Lesson Review


Lesson Review

1.

How do you split a region in the Timeline?

2.

What types of regions can be joined in the Timeline?

3.

Which corner do you drag on a region to trim (resize)?

4.

Which corner do you drag to extend a region as a loop segment?

5.

Which project properties can you set when creating a new song?

6.

What are the default time signature, project key, and tempo?

7.

How can you change a project's tempo in the time display?

8.

What determines the length of a single-take Software Instrument recording?

9.

What determines the length of a multipass Software Instrument recording?

10.

Where do you change the GarageBand settings so the metronome plays during both recording and playback?

Answers

A1:

Select the region, move the playhead to the position where you'd like to split, and press Cmd-T, or choose Edit > Split.

A2:

You can join any recorded regions together, or join loop regions that come from the same original loop.

A3:

Drag the lower-right corner to trim (resize) a region.

A4:

Drag the upper-right corner to extend a region as a loop segment.

A5:

Tempo, Time (time signature), and Key.

A6:

The default time signature is 4/4 (four beats per measure), project key is C, and tempo is 120.

A7:

You can change a project tempo by clicking the Tempo portion of the time display and adjusting the Tempo slider.

A8:

A single-take Software Instrument recording starts when the first note event is pressed during recording, and ends when you stop recording.

A9:

Multipass recordings use a cycle region to determine the length of the recording.

A10:

You can change the metronome settings in the GarageBand General Preferences.



Chapter 4. Arranging a Song with Software Instruments

Lesson Files

GarageBand 3 Lessons > Lesson_04 > 4-1 SpaceBass start; 4-4 SpaceBass final

Time

This lesson takes approximately 1 hour to complete.

Goals

Differentiate between rhythm and melody tracks

 

Build a rhythm track with Software Instruments

 

Save a song in stages

 

Build a melody track with Software Instruments

 

Connect a MIDI or USB keyboard to the computer

 

Record a Software Instrument keyboard part

 

Work with Musical Typing

 

Edit a note in a Software Instrument region

 

Double tracks, and offset, duplicate, and transpose regions

 

View actual time in the time display


Now that you know the basics of working with Software Instruments, it's time to move on to more advanced recording and arranging techniques.
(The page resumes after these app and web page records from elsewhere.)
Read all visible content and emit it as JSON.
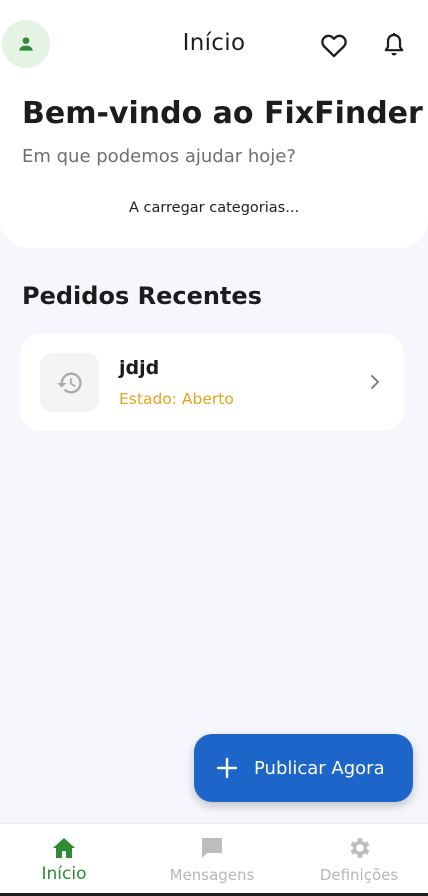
{
  "app_bar": {
    "title": "Início"
  },
  "header": {
    "welcome": "Bem-vindo ao FixFinder",
    "subtitle": "Em que podemos ajudar hoje?",
    "loading": "A carregar categorias..."
  },
  "recent": {
    "title": "Pedidos Recentes",
    "items": [
      {
        "title": "jdjd",
        "status": "Estado: Aberto"
      }
    ]
  },
  "fab": {
    "label": "Publicar Agora"
  },
  "bottom_nav": {
    "items": [
      {
        "label": "Início",
        "active": true
      },
      {
        "label": "Mensagens",
        "active": false
      },
      {
        "label": "Definições",
        "active": false
      }
    ]
  },
  "colors": {
    "accent_green": "#2e8b33",
    "fab_blue": "#1d65c8",
    "status_open": "#e8a41c"
  }
}
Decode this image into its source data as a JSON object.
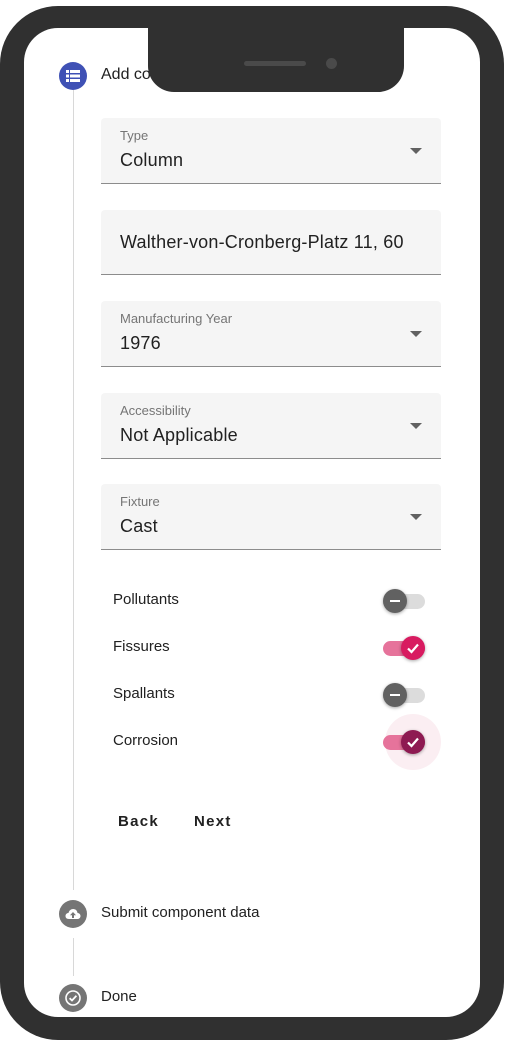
{
  "stepper": {
    "steps": [
      {
        "title": "Add component properties",
        "icon": "list-icon",
        "color": "#3f51b5"
      },
      {
        "title": "Submit component data",
        "icon": "cloud-upload-icon",
        "color": "#757575"
      },
      {
        "title": "Done",
        "icon": "check-circle-icon",
        "color": "#757575"
      }
    ]
  },
  "form": {
    "type": {
      "label": "Type",
      "value": "Column"
    },
    "address": {
      "value": "Walther-von-Cronberg-Platz 11, 60"
    },
    "year": {
      "label": "Manufacturing Year",
      "value": "1976"
    },
    "accessibility": {
      "label": "Accessibility",
      "value": "Not Applicable"
    },
    "fixture": {
      "label": "Fixture",
      "value": "Cast"
    }
  },
  "toggles": [
    {
      "label": "Pollutants",
      "checked": false
    },
    {
      "label": "Fissures",
      "checked": true
    },
    {
      "label": "Spallants",
      "checked": false
    },
    {
      "label": "Corrosion",
      "checked": true,
      "focused": true
    }
  ],
  "actions": {
    "back_label": "Back",
    "next_label": "Next"
  },
  "colors": {
    "primary": "#3f51b5",
    "accent": "#d81b60",
    "accent_dark": "#8e1a52",
    "track_on": "#e6739b",
    "knob_off": "#616161"
  }
}
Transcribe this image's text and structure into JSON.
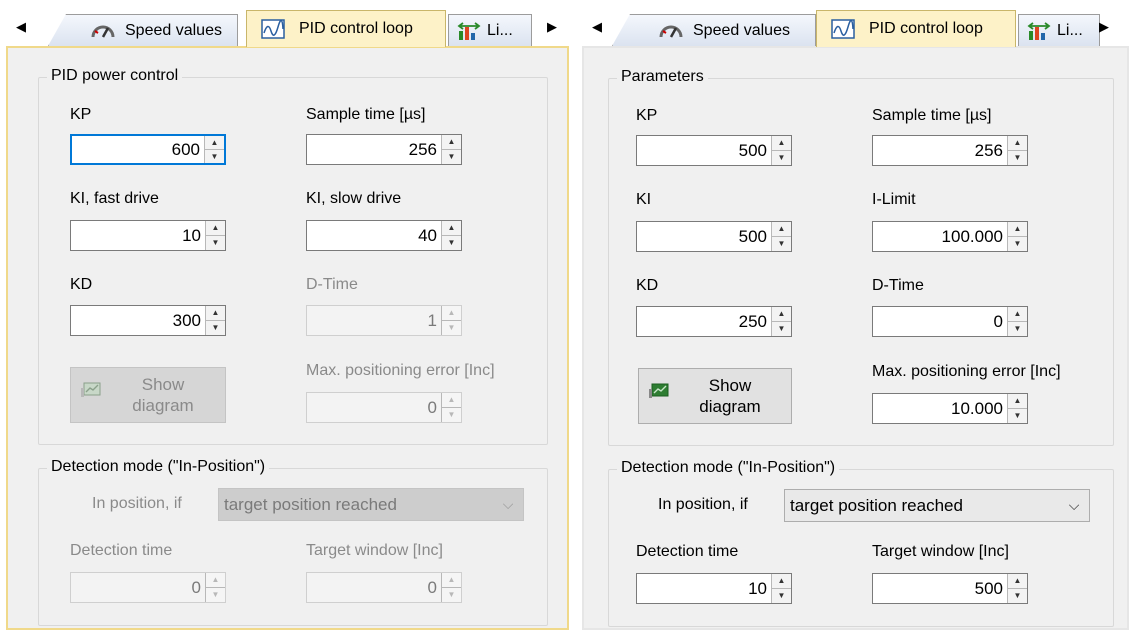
{
  "tabs": {
    "speed": "Speed values",
    "pid": "PID control loop",
    "limits": "Li..."
  },
  "left": {
    "group1_title": "PID power control",
    "kp_label": "KP",
    "kp_value": "600",
    "sample_label": "Sample time [µs]",
    "sample_value": "256",
    "ki_fast_label": "KI, fast drive",
    "ki_fast_value": "10",
    "ki_slow_label": "KI, slow drive",
    "ki_slow_value": "40",
    "kd_label": "KD",
    "kd_value": "300",
    "dtime_label": "D-Time",
    "dtime_value": "1",
    "show_diagram_label": "Show diagram",
    "maxpos_label": "Max. positioning error [Inc]",
    "maxpos_value": "0",
    "group2_title": "Detection mode (\"In-Position\")",
    "inpos_label": "In position, if",
    "inpos_value": "target position reached",
    "dettime_label": "Detection time",
    "dettime_value": "0",
    "window_label": "Target window [Inc]",
    "window_value": "0"
  },
  "right": {
    "group1_title": "Parameters",
    "kp_label": "KP",
    "kp_value": "500",
    "sample_label": "Sample time [µs]",
    "sample_value": "256",
    "ki_label": "KI",
    "ki_value": "500",
    "ilimit_label": "I-Limit",
    "ilimit_value": "100.000",
    "kd_label": "KD",
    "kd_value": "250",
    "dtime_label": "D-Time",
    "dtime_value": "0",
    "show_diagram_label": "Show diagram",
    "maxpos_label": "Max. positioning error [Inc]",
    "maxpos_value": "10.000",
    "group2_title": "Detection mode (\"In-Position\")",
    "inpos_label": "In position, if",
    "inpos_value": "target position reached",
    "dettime_label": "Detection time",
    "dettime_value": "10",
    "window_label": "Target window [Inc]",
    "window_value": "500"
  }
}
In this lesson, you'll record an additional Software Instrument track using the Musical Typing feature and edit it in the editor. Along the way, you'll learn some new keyboard shortcuts, recording tricks, and advanced music arrangement techniques to double parts, mix instruments, offset regions, transpose key, and fatten the melody tracks as you build the intro score for a podcast or radio show from the rhythm tracks up.



Previewing the Finished Song

Let's take a sneak preview of the finished song, so that you'll have an idea what you're going to build. I've called this song SpaceBass, because the inspiration came from the combination of several strong bass loops with a spacey keyboard part. This is the sort of thing I would score for the intro music to a cool podcast show.

1.

Choose File > Open to open an existing song file.

2.

Select GarageBand 3 Lessons > Lesson_04 > 4-4 SpaceBass final.

3.

Double-click 4-4 SpaceBass final to open the song.

The song opens in the GarageBand window.

4.

Press the Home key to move the playhead to the beginning of the song.

Before you play the song, it's a good idea to turn off the metronome if it is on.

You've successfully worked with the metronome turned on while recording and have probably noticed that it is still on during playback. That might get a little annoying after a while. You have two choices to turn off the metronome during playback. You could go back to the General Preferences window and change the metronome settings to "During recording" only. Or you can go to the Control menu and toggle off the metronome. The shortcut to toggle the metronome on and off is Cmd-U.

5.

Choose Control > Metronome, or press Cmd-U, to turn off the metronome if it is turned on.

6.

Play the project.

There you have it. Let's get started.